EXERCISE: A line belongs in the answer if it contains "JSON"; copy every such line from the entries below.

Dataset rows for apps and sites:

•••

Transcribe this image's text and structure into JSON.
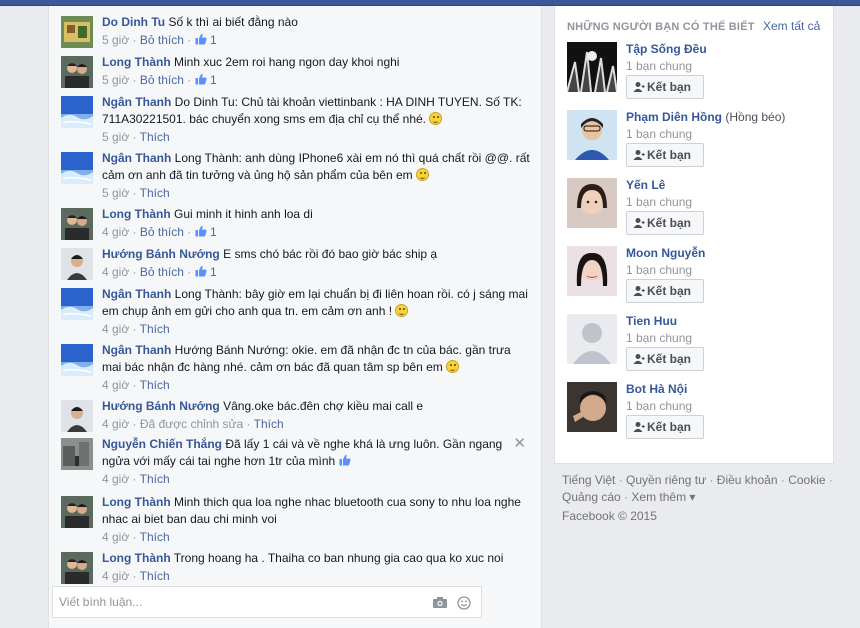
{
  "comments": [
    {
      "name": "Do Dinh Tu",
      "text": "Số k thì ai biết đằng nào",
      "time": "5 giờ",
      "action": "Bỏ thích",
      "likes": "1",
      "emoji": false,
      "avatar": "scene-icon"
    },
    {
      "name": "Long Thành",
      "text": "Minh xuc 2em roi hang ngon day khoi nghi",
      "time": "5 giờ",
      "action": "Bỏ thích",
      "likes": "1",
      "emoji": false,
      "avatar": "couple-icon"
    },
    {
      "name": "Ngân Thanh",
      "text": "Do Dinh Tu: Chủ tài khoản viettinbank : HA DINH TUYEN. Số TK: 711A30221501. bác chuyển xong sms em địa chỉ cụ thể nhé.",
      "time": "5 giờ",
      "action": "Thích",
      "likes": "",
      "emoji": true,
      "avatar": "sky-icon"
    },
    {
      "name": "Ngân Thanh",
      "text": "Long Thành: anh dùng IPhone6 xài em nó thì quá chất rồi @@. rất cảm ơn anh đã tin tưởng và ủng hộ sản phẩm của bên em",
      "time": "5 giờ",
      "action": "Thích",
      "likes": "",
      "emoji": true,
      "avatar": "sky-icon"
    },
    {
      "name": "Long Thành",
      "text": "Gui minh it hinh anh loa di",
      "time": "4 giờ",
      "action": "Bỏ thích",
      "likes": "1",
      "emoji": false,
      "avatar": "couple-icon"
    },
    {
      "name": "Hướng Bánh Nướng",
      "text": "E sms chó bác rồi đó bao giờ bác ship ạ",
      "time": "4 giờ",
      "action": "Bỏ thích",
      "likes": "1",
      "emoji": false,
      "avatar": "person-icon"
    },
    {
      "name": "Ngân Thanh",
      "text": "Long Thành: bây giờ em lại chuẩn bị đi liên hoan rồi. có j sáng mai em chụp ảnh em gửi cho anh qua tn. em cảm ơn anh !",
      "time": "4 giờ",
      "action": "Thích",
      "likes": "",
      "emoji": true,
      "avatar": "sky-icon"
    },
    {
      "name": "Ngân Thanh",
      "text": "Hướng Bánh Nướng: okie. em đã nhận đc tn của bác. gần trưa mai bác nhận đc hàng nhé. cảm ơn bác đã quan tâm sp bên em",
      "time": "4 giờ",
      "action": "Thích",
      "likes": "",
      "emoji": true,
      "avatar": "sky-icon"
    },
    {
      "name": "Hướng Bánh Nướng",
      "text": "Vâng.oke bác.đên chợ kiều mai call e",
      "time": "4 giờ",
      "action": "Thích",
      "likes": "",
      "emoji": false,
      "edited": "Đã được chỉnh sửa",
      "avatar": "person-icon"
    },
    {
      "name": "Nguyễn Chiến Thắng",
      "text": "Đã lấy 1 cái và về nghe khá là ưng luôn. Gần ngang ngửa với mấy cái tai nghe hơn 1tr của mình",
      "time": "4 giờ",
      "action": "Thích",
      "likes": "",
      "emoji": false,
      "thumb_emoji": true,
      "avatar": "street-icon"
    },
    {
      "name": "Long Thành",
      "text": "Minh thich qua loa nghe nhac bluetooth cua sony to nhu loa nghe nhac ai biet ban dau chi minh voi",
      "time": "4 giờ",
      "action": "Thích",
      "likes": "",
      "emoji": false,
      "avatar": "couple-icon"
    },
    {
      "name": "Long Thành",
      "text": "Trong hoang ha . Thaiha co ban nhung gia cao qua ko xuc noi",
      "time": "4 giờ",
      "action": "Thích",
      "likes": "",
      "emoji": false,
      "avatar": "couple-icon"
    }
  ],
  "composer": {
    "placeholder": "Viết bình luận..."
  },
  "suggestions": {
    "title": "NHỮNG NGƯỜI BẠN CÓ THỂ BIẾT",
    "see_all": "Xem tất cả",
    "people": [
      {
        "name": "Tập Sống Đều",
        "alt": "",
        "mutual": "1 bạn chung",
        "button": "Kết bạn"
      },
      {
        "name": "Phạm Diên Hồng",
        "alt": "(Hồng béo)",
        "mutual": "1 bạn chung",
        "button": "Kết bạn"
      },
      {
        "name": "Yến Lê",
        "alt": "",
        "mutual": "1 bạn chung",
        "button": "Kết bạn"
      },
      {
        "name": "Moon Nguyễn",
        "alt": "",
        "mutual": "1 bạn chung",
        "button": "Kết bạn"
      },
      {
        "name": "Tien Huu",
        "alt": "",
        "mutual": "1 bạn chung",
        "button": "Kết bạn"
      },
      {
        "name": "Bot Hà Nội",
        "alt": "",
        "mutual": "1 bạn chung",
        "button": "Kết bạn"
      }
    ]
  },
  "footer": {
    "links": [
      "Tiếng Việt",
      "Quyền riêng tư",
      "Điều khoản",
      "Cookie",
      "Quảng cáo",
      "Xem thêm ▾"
    ],
    "copyright": "Facebook © 2015"
  },
  "colors": {
    "brand": "#3b5998",
    "link": "#365899",
    "meta": "#90949c"
  }
}
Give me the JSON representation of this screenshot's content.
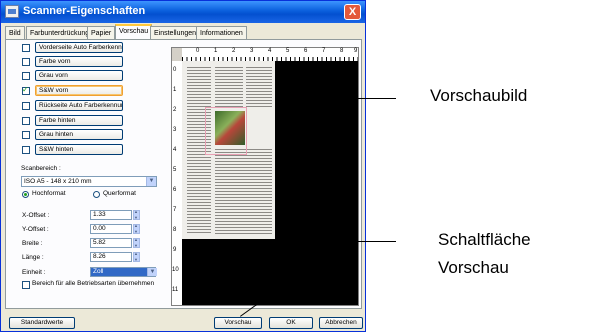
{
  "window": {
    "title": "Scanner-Eigenschaften",
    "close_glyph": "X"
  },
  "tabs": [
    "Bild",
    "Farbunterdrückung",
    "Papier",
    "Vorschau",
    "Einstellungen",
    "Informationen"
  ],
  "active_tab": "Vorschau",
  "image_options": [
    {
      "label": "Vorderseite Auto Farberkennung",
      "checked": false
    },
    {
      "label": "Farbe vorn",
      "checked": false
    },
    {
      "label": "Grau vorn",
      "checked": false
    },
    {
      "label": "S&W vorn",
      "checked": true,
      "selected": true
    },
    {
      "label": "Rückseite Auto Farberkennung",
      "checked": false
    },
    {
      "label": "Farbe hinten",
      "checked": false
    },
    {
      "label": "Grau hinten",
      "checked": false
    },
    {
      "label": "S&W hinten",
      "checked": false
    }
  ],
  "scan_area": {
    "label": "Scanbereich :",
    "selected": "ISO A5 - 148 x 210 mm",
    "orientation": {
      "portrait": "Hochformat",
      "landscape": "Querformat",
      "selected": "Hochformat"
    }
  },
  "fields": [
    {
      "label": "X-Offset :",
      "value": "1.33"
    },
    {
      "label": "Y-Offset :",
      "value": "0.00"
    },
    {
      "label": "Breite :",
      "value": "5.82"
    },
    {
      "label": "Länge :",
      "value": "8.26"
    }
  ],
  "unit": {
    "label": "Einheit :",
    "value": "Zoll"
  },
  "apply_all": {
    "label": "Bereich für alle Betriebsarten übernehmen",
    "checked": false
  },
  "buttons": {
    "defaults": "Standardwerte",
    "preview": "Vorschau",
    "ok": "OK",
    "cancel": "Abbrechen"
  },
  "ruler": {
    "horizontal": [
      "0",
      "1",
      "2",
      "3",
      "4",
      "5",
      "6",
      "7",
      "8",
      "9"
    ],
    "vertical": [
      "0",
      "1",
      "2",
      "3",
      "4",
      "5",
      "6",
      "7",
      "8",
      "9",
      "10",
      "11"
    ]
  },
  "callouts": {
    "preview_image": "Vorschaubild",
    "preview_button_line1": "Schaltfläche",
    "preview_button_line2": "Vorschau"
  },
  "colors": {
    "title_bar": "#0a5fdc",
    "selection_border": "#f0a030",
    "unit_select_bg": "#3169c6",
    "crop_frame": "#e8a0b4"
  }
}
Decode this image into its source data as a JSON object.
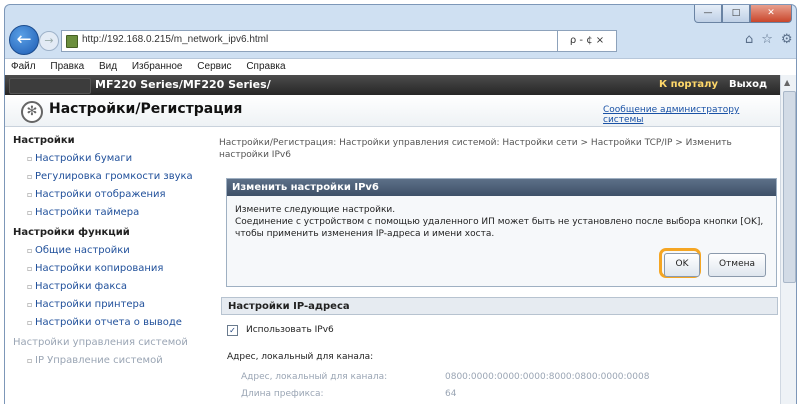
{
  "browser": {
    "url": "http://192.168.0.215/m_network_ipv6.html",
    "addr_tools": "ρ - ¢ ×",
    "menu": [
      "Файл",
      "Правка",
      "Вид",
      "Избранное",
      "Сервис",
      "Справка"
    ]
  },
  "device": {
    "title": "MF220 Series/MF220 Series/",
    "portal_link": "К порталу",
    "logout_link": "Выход"
  },
  "header": {
    "title": "Настройки/Регистрация",
    "admin_link": "Сообщение администратору системы"
  },
  "sidebar": {
    "groups": [
      {
        "label": "Настройки",
        "items": [
          "Настройки бумаги",
          "Регулировка громкости звука",
          "Настройки отображения",
          "Настройки таймера"
        ]
      },
      {
        "label": "Настройки функций",
        "items": [
          "Общие настройки",
          "Настройки копирования",
          "Настройки факса",
          "Настройки принтера",
          "Настройки отчета о выводе"
        ]
      },
      {
        "label": "Настройки управления системой",
        "items": [
          "IP Управление системой"
        ]
      }
    ]
  },
  "content": {
    "breadcrumb": "Настройки/Регистрация: Настройки управления системой: Настройки сети > Настройки TCP/IP > Изменить настройки IPv6",
    "confirm": {
      "title": "Изменить настройки IPv6",
      "line1": "Измените следующие настройки.",
      "line2": "Соединение с устройством с помощью удаленного ИП может быть не установлено после выбора кнопки [OK],",
      "line3": "чтобы применить изменения IP-адреса и имени хоста.",
      "ok": "OK",
      "cancel": "Отмена"
    },
    "ip_settings": {
      "title": "Настройки IP-адреса",
      "use_ipv6_label": "Использовать IPv6",
      "use_ipv6_checked": true,
      "link_local_heading": "Адрес, локальный для канала:",
      "link_local_label": "Адрес, локальный для канала:",
      "link_local_value": "0800:0000:0000:0000:8000:0800:0000:0008",
      "prefix_label": "Длина префикса:",
      "prefix_value": "64"
    }
  },
  "colors": {
    "accent_highlight": "#f5a623",
    "link": "#1f4f9a",
    "device_bar": "#2f2f2f"
  }
}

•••

FINAL ANSWER:
Transcribe this image's text and structure into JSON.
Give me the JSON representation of this screenshot's content.
Decode this image into its source data as a JSON object.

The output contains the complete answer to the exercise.